Making a Tube Bender Stand (Out of an Old Engine Stand)

Mechanical tube benders need to be mounted securely to the floor for operation. Typically, a hammer drill and concrete anchors are used to secure the mount to the floor. This time, though, with the JD2 bender being converted to hydraulic, I am free to mount the bender in a mobile configuration. Instead of purchasing or building a mobile kart, I adapted an old engine stand to mount the bender.


I love low-cost builds and repurposing old materials and ideas to new life. While looking for a way to mount the tube bender, I found several pictures of engine stand mounted tube benders. And you guessed it, I had an extra stand lying around.

Engine stand used as tube bender mount.
Honestly, this is genius. I have a different-style stand that I no longer use, and it is perfect for conversion.

I also strongly favor function over form, so this would be a quick and dirty job. But also ready to bend some tubing for the exo car.

The Build

This is a very straightforward build. First, I disassembled and cleaned up the old stand. I then cut the cylinder from the center tube where the rotating engine mount plate sits. Next, I used an electric level to level the bender mount to the base of the stand. Then, I welded the mount and attached the bender. The pics below will walk you through the process.

(Optional: I also removed the stabilizer arms and cut them 10 inches shorter for a smaller footprint.)

Old harbor freight engine stand that I no longer use.
Here is my victim for repurposing. An old Harbor Freight engine stand that I no longer use.

Step 1: Disassemble and Cut

Shortening the engine stand legs
I wanted a smaller footprint on the finished stand. After removing the caster wheels, I marked 10 inches from the end of the stabilizer arms.
Cut stabilizer arms on the harbor freight engine stand.
The shortened arms were cut 10 inches with a metal saw. To reinstall the caster wheels, I will need to drill four holes in each arm.
Central engine support tube on the old Harbor Freight engine stand.
The tube bender mount will attach to the top of the central engine stand tube instead of the cylinder shown here. I cut the cylinder off at the sharpie line. Note that the base of this tube has a slight angle, around 5 degrees. I made sure to replicate that degree when I cut.
Harbor Freight engine stand being converted to a tube bender stand.
Here, we have the central tube reattached to the stand base, with the cylinder removed.

Step 2: Build and Level the Tube Bender Mounting Plate

A lot is going on in the image below. First, I welded a scrap piece of metal to one of the 10-inch sections I removed from the stabilizer arms. (Don’t judge my welding too harshly; it’s the first time I’ve touched the MIG in 10 years, and it’s already coming back quickly.) I then use two Klein Tools Digital Levels to set the level of the tube bender mount. These two levels are zeroed to the engine stand base and then used on two axes to set the level.
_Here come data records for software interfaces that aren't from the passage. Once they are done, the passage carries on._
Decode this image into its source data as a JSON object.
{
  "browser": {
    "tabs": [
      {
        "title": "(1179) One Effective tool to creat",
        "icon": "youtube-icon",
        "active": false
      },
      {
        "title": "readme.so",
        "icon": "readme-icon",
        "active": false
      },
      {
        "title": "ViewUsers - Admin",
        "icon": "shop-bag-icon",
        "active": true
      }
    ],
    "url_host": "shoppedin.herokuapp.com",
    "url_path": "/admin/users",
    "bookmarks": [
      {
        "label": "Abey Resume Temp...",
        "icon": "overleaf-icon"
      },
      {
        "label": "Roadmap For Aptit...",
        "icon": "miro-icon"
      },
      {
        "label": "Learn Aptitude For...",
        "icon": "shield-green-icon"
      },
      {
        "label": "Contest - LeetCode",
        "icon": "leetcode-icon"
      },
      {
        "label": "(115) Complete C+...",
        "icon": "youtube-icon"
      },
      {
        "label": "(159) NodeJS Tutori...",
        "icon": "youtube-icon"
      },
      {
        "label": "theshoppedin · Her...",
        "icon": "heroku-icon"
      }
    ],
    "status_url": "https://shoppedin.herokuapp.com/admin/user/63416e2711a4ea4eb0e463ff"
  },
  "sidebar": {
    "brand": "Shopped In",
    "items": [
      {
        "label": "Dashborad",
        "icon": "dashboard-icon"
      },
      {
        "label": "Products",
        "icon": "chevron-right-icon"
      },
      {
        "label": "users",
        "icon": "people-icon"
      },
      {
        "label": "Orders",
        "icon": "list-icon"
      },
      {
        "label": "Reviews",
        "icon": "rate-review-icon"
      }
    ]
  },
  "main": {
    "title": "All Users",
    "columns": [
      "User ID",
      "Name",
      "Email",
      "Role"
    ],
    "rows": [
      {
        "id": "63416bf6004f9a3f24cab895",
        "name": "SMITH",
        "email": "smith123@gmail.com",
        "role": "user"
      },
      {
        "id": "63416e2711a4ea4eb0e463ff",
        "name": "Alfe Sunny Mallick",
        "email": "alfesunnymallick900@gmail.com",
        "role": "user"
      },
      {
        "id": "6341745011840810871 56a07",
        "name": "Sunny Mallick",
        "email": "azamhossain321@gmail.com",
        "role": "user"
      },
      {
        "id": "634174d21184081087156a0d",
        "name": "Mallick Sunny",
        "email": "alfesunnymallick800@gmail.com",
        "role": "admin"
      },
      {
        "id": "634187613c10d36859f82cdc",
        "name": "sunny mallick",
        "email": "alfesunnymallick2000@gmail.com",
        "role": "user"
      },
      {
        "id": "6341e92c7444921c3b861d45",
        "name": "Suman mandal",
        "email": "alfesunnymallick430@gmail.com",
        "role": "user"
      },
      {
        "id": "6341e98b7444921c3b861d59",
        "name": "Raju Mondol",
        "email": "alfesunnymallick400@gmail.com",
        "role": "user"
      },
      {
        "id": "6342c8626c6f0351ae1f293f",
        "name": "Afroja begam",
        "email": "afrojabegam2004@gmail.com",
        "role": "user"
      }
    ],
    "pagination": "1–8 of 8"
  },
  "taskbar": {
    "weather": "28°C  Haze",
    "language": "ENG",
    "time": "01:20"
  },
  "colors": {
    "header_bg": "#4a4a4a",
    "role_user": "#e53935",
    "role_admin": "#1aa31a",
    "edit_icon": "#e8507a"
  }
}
I am looking to be within .1 degree of level.

(Important: The levels are zeroed to the stand base instead of the floor because the floor is not level, and the actual level will be relative to the base…not the floor.)

Intermediate step of constructing the tube bender mount.
Leveling on two axes to get the bender as level as possible on the engine stand mount.
Image showing the two holes where the JD2 bender will mount.
The two rough holes above are where the bender will mount. I used an old plasma cutter to cut the two rough holes where the bender will attach. They were smoothed out before the final installation.
Image showing the two holes where the JD2 bender will mount.
Here is the finished engine stand tube bender mount before attaching the JD2 Model 3 bender. After verifying the level in the previous pic, I used the MIG to fill in the significant gaps from the lower mount to the bender central tube. (It may not be pretty, but it is super solid.)
The JD2 Model 3 mounted to the Harbor Freight engine stand.
The two bolts at the back of the JD2 Model 3 bender attach to the two holes in the engine stand mount. Once tightened down, everything is secure, level, and ready to bend—that is, once my hydraulic conversion arrives.


Sometimes you can have it all. This build was quick, easy, and free. I also ran my first welds in 10 years and they turned out strong, although a bit sloppy. However, I’ve had a bit more practice on the welder since this build, and things are starting to come along nicely. With that said, it is only a matter of days before I start welding on the exo car and moving it towards completion with the addition of a roll cage. See you next time.

By Chris Simmons


and keep up to date on the latest news and content.

Full Site Nav


The Crew @ Memphis International Raceway